I wanted to study science at university but I wasn’t sure which course to go for. I really wanted to go to Oxford so I knew I would have to choose a specific course from the start. Materials Science intrigued me so I started to read a few books on the subject and soon realised this was the course for me.

I like its variety. You could be doing quantum mechanics in the morning and studying hip implants in the afternoon. The department also organises industrial visits and trips abroad which are a lot of fun.

My best memory of studying has to be sitting in the Exam Schools after my last paper and feeling the adrenaline rush.

Jeremy, Teddy Hall, student from 2012

If you had the same problem as me of not being able to decide between studying Chemistry, Physics, or Engineering at university, Materials Science may suit you. By combining all three, I feel as if I could tackle any scientific problem pretty well, which makes the skills of a Materials Scientist highly sought after, as scientific research is becoming more multi-disciplinary. Materials is one of the most applied sciences at Oxford, so lectures always relate to something interesting in the real world – aerospace, computing, medicine, energy, almost everything has some interesting Materials Science in it. After four years, you will start seeing things in the world very differently!

There are lots of opportunities to travel, including industrial visits; the student-led industrial tour (22 of us went to Beijing last Easter); and research placements (I went to Tokyo last summer). The department gives a lot of help in funding these experiences, as they're so valuable for appreciating the work we do in the classroom and are also really good fun!

Alex, St Anne's, student from 2011

Materials Science is a combination of Physics, Chemistry, and Engineering, focusing on how materials behave, why they behave as they do, and how to improve them. The first year builds upon some of what you’ll have learned at school, especially in Maths and Physics, and introduces some new topics such as crystallography to give you the fundamental knowledge to understand metals, ceramics, polymers, semiconductors, superconductors – basically any material that you can think of in any application.

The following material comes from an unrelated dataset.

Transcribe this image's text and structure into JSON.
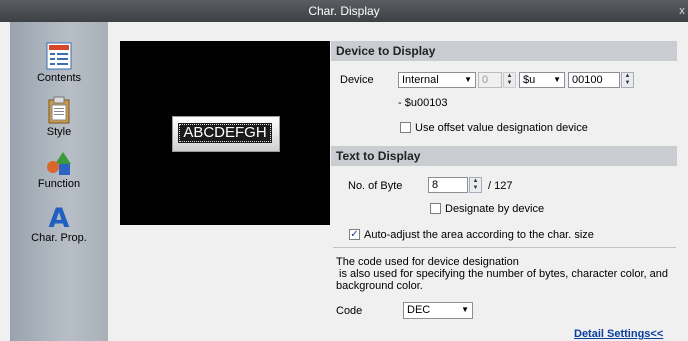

Second year delves deeper into the subjects introduced in first year, while in third year, you choose six advanced options that you're most interested in. The highlight of the course is fourth year, when you will do a research project supervised by a world-leading professor, and write a thesis on it.

What makes Oxford different?

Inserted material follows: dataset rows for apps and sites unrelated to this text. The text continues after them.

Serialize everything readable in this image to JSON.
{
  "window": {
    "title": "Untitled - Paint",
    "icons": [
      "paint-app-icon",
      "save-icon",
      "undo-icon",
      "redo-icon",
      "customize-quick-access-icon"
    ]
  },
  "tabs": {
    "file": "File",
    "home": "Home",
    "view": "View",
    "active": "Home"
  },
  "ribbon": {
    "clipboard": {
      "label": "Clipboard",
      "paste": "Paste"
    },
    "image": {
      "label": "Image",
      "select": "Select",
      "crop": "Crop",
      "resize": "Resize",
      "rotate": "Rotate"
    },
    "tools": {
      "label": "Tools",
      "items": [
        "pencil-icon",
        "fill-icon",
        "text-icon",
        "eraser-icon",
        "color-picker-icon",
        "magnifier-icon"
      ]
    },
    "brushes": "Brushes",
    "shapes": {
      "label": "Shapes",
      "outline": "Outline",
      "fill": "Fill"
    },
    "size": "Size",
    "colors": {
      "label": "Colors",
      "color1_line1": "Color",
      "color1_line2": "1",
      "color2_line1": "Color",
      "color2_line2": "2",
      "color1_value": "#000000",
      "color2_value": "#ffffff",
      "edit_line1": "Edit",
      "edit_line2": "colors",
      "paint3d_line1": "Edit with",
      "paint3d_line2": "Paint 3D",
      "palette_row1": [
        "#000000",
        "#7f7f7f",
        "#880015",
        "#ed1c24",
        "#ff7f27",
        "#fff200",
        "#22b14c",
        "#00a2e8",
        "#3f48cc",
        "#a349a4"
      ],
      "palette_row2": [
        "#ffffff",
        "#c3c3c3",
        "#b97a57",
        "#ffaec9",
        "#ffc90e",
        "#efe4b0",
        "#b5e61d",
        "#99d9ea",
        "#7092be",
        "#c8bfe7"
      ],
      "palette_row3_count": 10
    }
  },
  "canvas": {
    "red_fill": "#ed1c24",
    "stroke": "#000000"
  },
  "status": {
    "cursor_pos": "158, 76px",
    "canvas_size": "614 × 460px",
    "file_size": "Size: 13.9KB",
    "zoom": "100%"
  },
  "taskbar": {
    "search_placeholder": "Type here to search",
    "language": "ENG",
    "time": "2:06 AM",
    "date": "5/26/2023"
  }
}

  • The department is really small and friendly. Lectures here are the size of classes at other universities, so questions are encouraged, and lecturers are approachable and happy to help you.
  • You will meet experts whose enthusiasm for materials rubs off on you, and makes learning more enjoyable. In tutorials, you can follow your interests and learn beyond the problem sheet.
  • The small class size means you can use some more advanced equipment in labs that undergraduates at other universities wouldn’t normally get to use.

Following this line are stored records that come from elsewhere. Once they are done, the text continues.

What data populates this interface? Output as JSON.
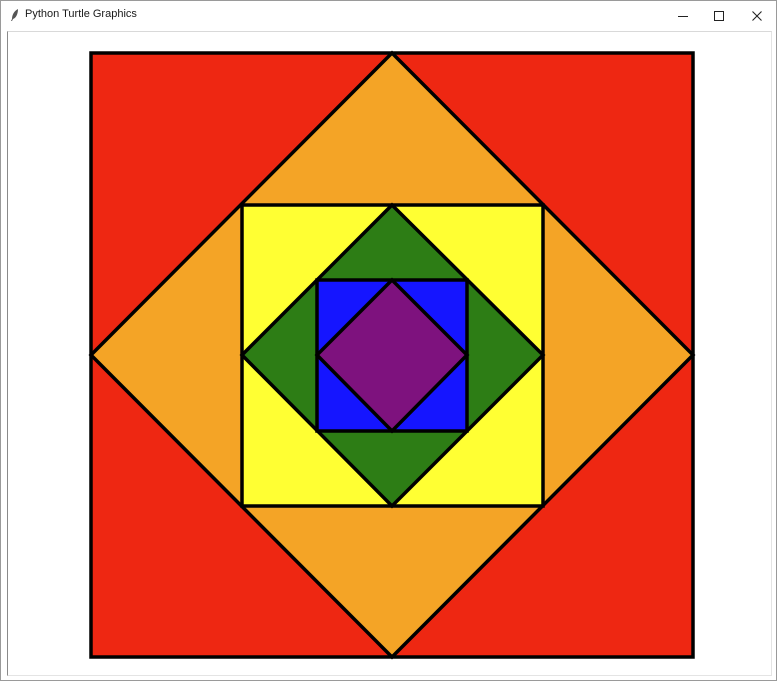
{
  "window": {
    "title": "Python Turtle Graphics",
    "app_icon": "feather-icon",
    "controls": {
      "minimize_icon": "minimize-icon",
      "maximize_icon": "maximize-icon",
      "close_icon": "close-icon"
    }
  },
  "drawing": {
    "outline_color": "#000000",
    "colors": {
      "outer_square": "#ee2712",
      "diamond_1": "#f4a426",
      "square_2": "#ffff33",
      "diamond_2": "#2d7d15",
      "square_3": "#1515ff",
      "diamond_3": "#7e127e"
    }
  }
}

What helped inspire your love of the subject?

There are loads of books on the suggested reading list that are interesting. JE Gordon's classic book "Made to Measure: New Materials for the 21st Century" is a good introduction to the mechanical (old school) side of the subject.

When applying, I had a bit of an addiction to the "How it’s Made" series on YouTube.

Jeremy, Teddy Hall, student from 2012

Tell us about your interview?

Interviews are different for everyone but generally just think before you speak, be polite and nice, and just relax. The tutors will probably be just as nervous as you. The interviews often have a mathematical and a deduction/thinking part.

Jeremy, Teddy Hall, student from 2012

Applicants that might be offered a place are invited for interview in December. See Materials interviews for more information.

Find out more

Course length: 4 years
Students per year: 30

Make sure you read the official prospectus entry for the course which contains entry requirements, full course structure, additional interesting resources and full details of the application process.

If you're going to apply, you'll want to check which Oxford colleges offer this course.

You might also find it helpful to hear from students studying Physics, Engineering or Chemistry (or even consider applying for those courses!).